I’ve written about it before, and even induced it during a couple tests in the lab, but this week I actually got to experience that sickening feeling of seeing the Blue Screen of Death pop up on a computer that was important to me. It came completely without warning too, which only added to its impact. But it’s a good lesson for me, and perhaps for you, if you learn from my story. You should always maintain good backup data, which is doubly true for government employees working with important information.
Now, I will admit the system in question was getting a bit old. It was still running Windows XP, though I was considering upgrading it to Windows 7 in the near future, especially since everyone seemed to be dropping support for my applications. But that said, I was actively running anti-virus, anti-malware and even a utility suite to keep everything protected and functional. The last full check of the computer found no problems at all, and that was about week ago.
I was working on an article about NASA and got a little bit hungry. So I simply left everything in place and figured I would come back to it after I ate. I was gone for perhaps 20 minutes. When I came back, instead of my half-finished story, I was looking at the Blue Screen of Death.
I was pretty puzzled at first, thinking that it could not really be happening. Blue screens aren’t always fatal — sometimes a reboot will bring everything back. There are also other steps you can take. But this one was the real deal. A system reboot didn’t do any good. It just took me back to the blue screen. I was able to get the Windows start screen to come back up and tried to boot into safe mode, but it went back into the blue screen after that.

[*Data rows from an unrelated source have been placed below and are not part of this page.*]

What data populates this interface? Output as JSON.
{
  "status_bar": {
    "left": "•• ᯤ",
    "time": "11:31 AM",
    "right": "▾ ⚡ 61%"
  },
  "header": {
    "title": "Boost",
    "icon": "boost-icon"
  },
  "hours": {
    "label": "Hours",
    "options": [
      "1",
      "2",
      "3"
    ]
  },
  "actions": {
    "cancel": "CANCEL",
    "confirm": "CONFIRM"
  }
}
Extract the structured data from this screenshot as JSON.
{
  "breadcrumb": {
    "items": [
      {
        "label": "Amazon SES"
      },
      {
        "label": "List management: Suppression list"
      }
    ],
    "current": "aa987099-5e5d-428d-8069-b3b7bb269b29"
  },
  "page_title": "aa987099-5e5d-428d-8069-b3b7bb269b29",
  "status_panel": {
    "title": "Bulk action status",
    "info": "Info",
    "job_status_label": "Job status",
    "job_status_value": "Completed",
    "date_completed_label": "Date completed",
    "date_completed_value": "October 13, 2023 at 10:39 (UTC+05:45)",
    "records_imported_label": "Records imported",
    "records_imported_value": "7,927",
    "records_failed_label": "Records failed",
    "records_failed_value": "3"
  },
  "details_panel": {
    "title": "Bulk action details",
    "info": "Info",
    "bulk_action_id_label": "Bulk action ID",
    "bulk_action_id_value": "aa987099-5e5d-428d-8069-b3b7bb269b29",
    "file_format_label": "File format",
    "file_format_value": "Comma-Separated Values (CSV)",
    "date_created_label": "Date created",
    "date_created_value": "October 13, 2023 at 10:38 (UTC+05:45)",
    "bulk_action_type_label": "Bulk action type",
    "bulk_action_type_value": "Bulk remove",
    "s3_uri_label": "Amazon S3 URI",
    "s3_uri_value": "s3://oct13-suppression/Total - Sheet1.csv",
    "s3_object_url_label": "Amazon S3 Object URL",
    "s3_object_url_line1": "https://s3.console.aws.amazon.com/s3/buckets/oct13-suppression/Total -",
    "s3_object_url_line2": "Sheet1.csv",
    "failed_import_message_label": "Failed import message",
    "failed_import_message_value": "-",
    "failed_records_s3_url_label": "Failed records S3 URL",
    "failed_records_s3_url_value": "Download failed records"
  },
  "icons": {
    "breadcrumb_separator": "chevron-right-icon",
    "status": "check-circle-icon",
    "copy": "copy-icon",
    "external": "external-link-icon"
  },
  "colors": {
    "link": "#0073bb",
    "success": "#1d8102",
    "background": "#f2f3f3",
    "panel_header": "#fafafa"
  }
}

Thankfully, years of working in the lab has taught me to hope for the best but to expect the worst when it comes to computers, so I was prepared with the only real “cure” for a serious Blue Screen of Death — backup.
I had made a full data backup about a month ago. It’s something I do every month, and I was getting ready to do it again this week before the system died. So I didn’t lose much data, though it was a bit of a pain getting a new desktop up and running. At least now I’m running with Windows 7, my choice for a desktop OS over Windows 8, unless you have a touchscreen.
I’m doing a postmortem on the old system to see what happened, but have not made a cause of death determination yet. I removed the drives, and they seem to be functional and full of data, so I know it wasn’t a hard drive failure. There was a lot of dust inside the machine, but I’ve seen a lot worse. Still, it’s best to open up your system and clean it out from time to time, just in case. I suspect it might have been the system memory that went bad. One of the DIMMs smelled a bit burnt, which is never a good sign. I plan to examine each one separately in the lab on a test system to see if that was the case, mostly out of curiosity.
Having your computer die is a bit like losing your wallet, but at least you can keep most of your computer’s files backed up. This can be as easy as dragging important documents over to a removable drive once in a while, or using something like the automatic CMS Peripherals Secure Vault. Just remember that even if everything seems bright and sunny, take it from me, that the blue screen blues can still hit you, so be prepared.
Posted by John Breeden II on May 10, 2013 at 9:39 AM